Like many others, I have often wondered about and even questioned aspects of these additional portions of official Christian Doctrine. The obvious reason is that some of it is clearly illogical and superstitious relative to the contents of the first part concerning the teachings of Jesus. Nevertheless, the Apostle Paul insists throughout his many contributions to the New Testament that “salvation is based on faith and not on ‘works of the law’”, so there you have it. Paul’s view became official Christian Doctrine.
By definition, Pope Francis represents the faith of Catholic Christianity with respect to all of its aspects and I am sure he does that. But compared to previous Popes, he seems to place much greater emphasis on the lessons provided by the Nazarene carpenter.
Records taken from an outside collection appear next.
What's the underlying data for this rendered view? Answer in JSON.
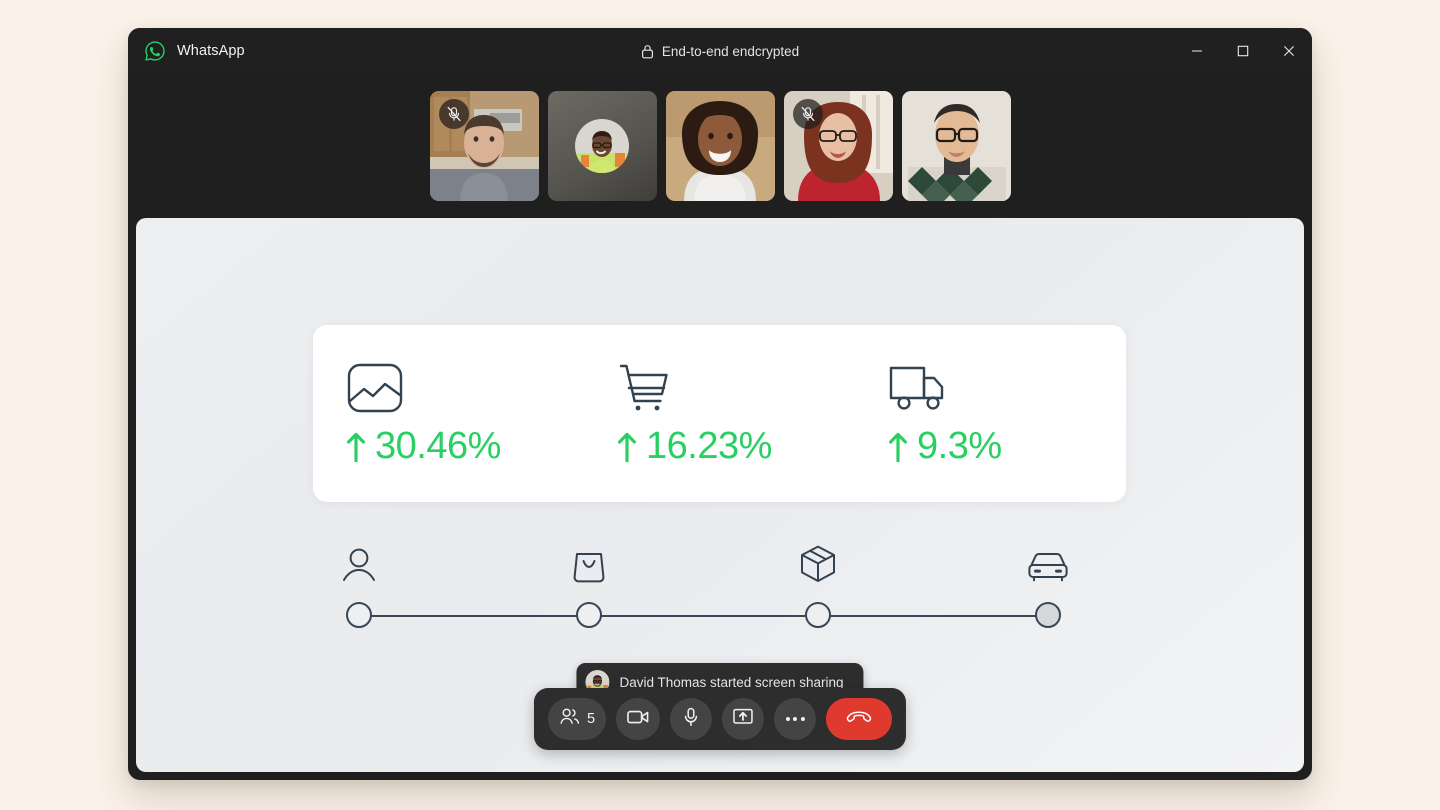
{
  "window": {
    "brand_name": "WhatsApp",
    "lock_icon": "lock-icon",
    "encryption_label": "End-to-end endcrypted",
    "controls": {
      "minimize": "minimize-button",
      "maximize": "maximize-button",
      "close": "close-button"
    }
  },
  "participants": [
    {
      "id": "p1",
      "type": "video",
      "muted": true,
      "skin": "#c9a273",
      "icon": "mic-muted-icon"
    },
    {
      "id": "p2",
      "type": "avatar",
      "muted": false,
      "skin": "#6f6a62",
      "icon": "avatar"
    },
    {
      "id": "p3",
      "type": "video",
      "muted": false,
      "skin": "#b4865f",
      "icon": ""
    },
    {
      "id": "p4",
      "type": "video",
      "muted": true,
      "skin": "#c28a78",
      "icon": "mic-muted-icon"
    },
    {
      "id": "p5",
      "type": "video",
      "muted": false,
      "skin": "#d7cdbe",
      "icon": ""
    }
  ],
  "shared_screen": {
    "accent_green": "#2ACF63",
    "ink": "#33424f",
    "stats": [
      {
        "icon": "image-chart-icon",
        "arrow": "arrow-up-icon",
        "value": "30.46%"
      },
      {
        "icon": "shopping-cart-icon",
        "arrow": "arrow-up-icon",
        "value": "16.23%"
      },
      {
        "icon": "delivery-truck-icon",
        "arrow": "arrow-up-icon",
        "value": "9.3%"
      }
    ],
    "tracker": {
      "steps": [
        {
          "icon": "user-icon",
          "filled": false
        },
        {
          "icon": "shopping-bag-icon",
          "filled": false
        },
        {
          "icon": "package-box-icon",
          "filled": false
        },
        {
          "icon": "car-icon",
          "filled": true
        }
      ]
    }
  },
  "toast": {
    "avatar": "avatar-david-thomas",
    "message": "David Thomas started screen sharing"
  },
  "controls": {
    "participants": {
      "icon": "people-icon",
      "count": "5"
    },
    "camera": {
      "icon": "video-camera-icon"
    },
    "microphone": {
      "icon": "microphone-icon"
    },
    "share": {
      "icon": "share-screen-icon"
    },
    "more": {
      "icon": "more-horizontal-icon"
    },
    "end_call": {
      "icon": "end-call-icon",
      "color": "#e03a2f"
    }
  }
}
To Pope Francis, that appears to be the central theme of Christianity. The Pope’s namesake, Saint Francis of Assisi who was a Catholic friar of the 12th century also felt that way. So where Pope Francis has departed from his predecessors and from many who presently claim to be Christians is that he has moved from talking the good talk to actually walking that walk as laid out by Jesus of Nazareth. The simplicity of his lifestyle, his emphasis on helping the poor and preserving human-friendly conditions on our planet are all radical departures from past papal practices.
By returning to the kind of issues that the Jesus of Nazareth focused on, Pope Francis has, I understand, become a disappointment to many Catholics and Christians. Some of these disappointed souls might have preferred to see a papal attitude more like many of his predecessors – where the main objective was to root out various forms of heresy. Other disappointed Catholics lob softer criticisms, such as that of the Catholic Jeb Bush when he recently said: “I don’t get economic policy from my bishops or my cardinal or my pope. I think religion ought to be about making us better as people and less about things that end up getting into the political realm.”
The problem with Jeb’s view is that politics has always been and always will be about who we are as people. Our views on central political questions such as the economy, the environment, abortion and civil rights depend on our basic beliefs concerning our duties to others and about how we live our lives. These are fundamentally moral issues and Bush’s remarks make it sound as though he thinks the outcome of political battles is not affected by those basic values.
Pope Francis might be called a radical, but if he is one, that is only because he speaks in the language of the common person and is calling Christians to embrace the simple and clear mandates of their faith as expressed by Jesus of Nazareth. In doing so, Pope Francis appears to be awakening a portion of the world that has become dead to Christianity. If he’s breaking new ground, it’s because he’s reminding people of what it means to be a follower of and not just a believer in Jesus Christ. Pope Francis is reminding us that followers of Jesus Christ should focus more on the welfare of all of the Earth’s inhabitants and on the gift God has given us, that is, the Earth itself, and less, perhaps, on our own self interests. In short, Pope Francis has reminded Christians that it is just as important to “behave” as it is to “be saved”. With all due respect to the Apostle Paul, I also happen to believe that the former leads to the latter.
So thank you, Pope Francis, for coming to visit us! My previous declaration in a post last June entitled “Halleluiah, our leader has arrived!” was clearly not misplaced .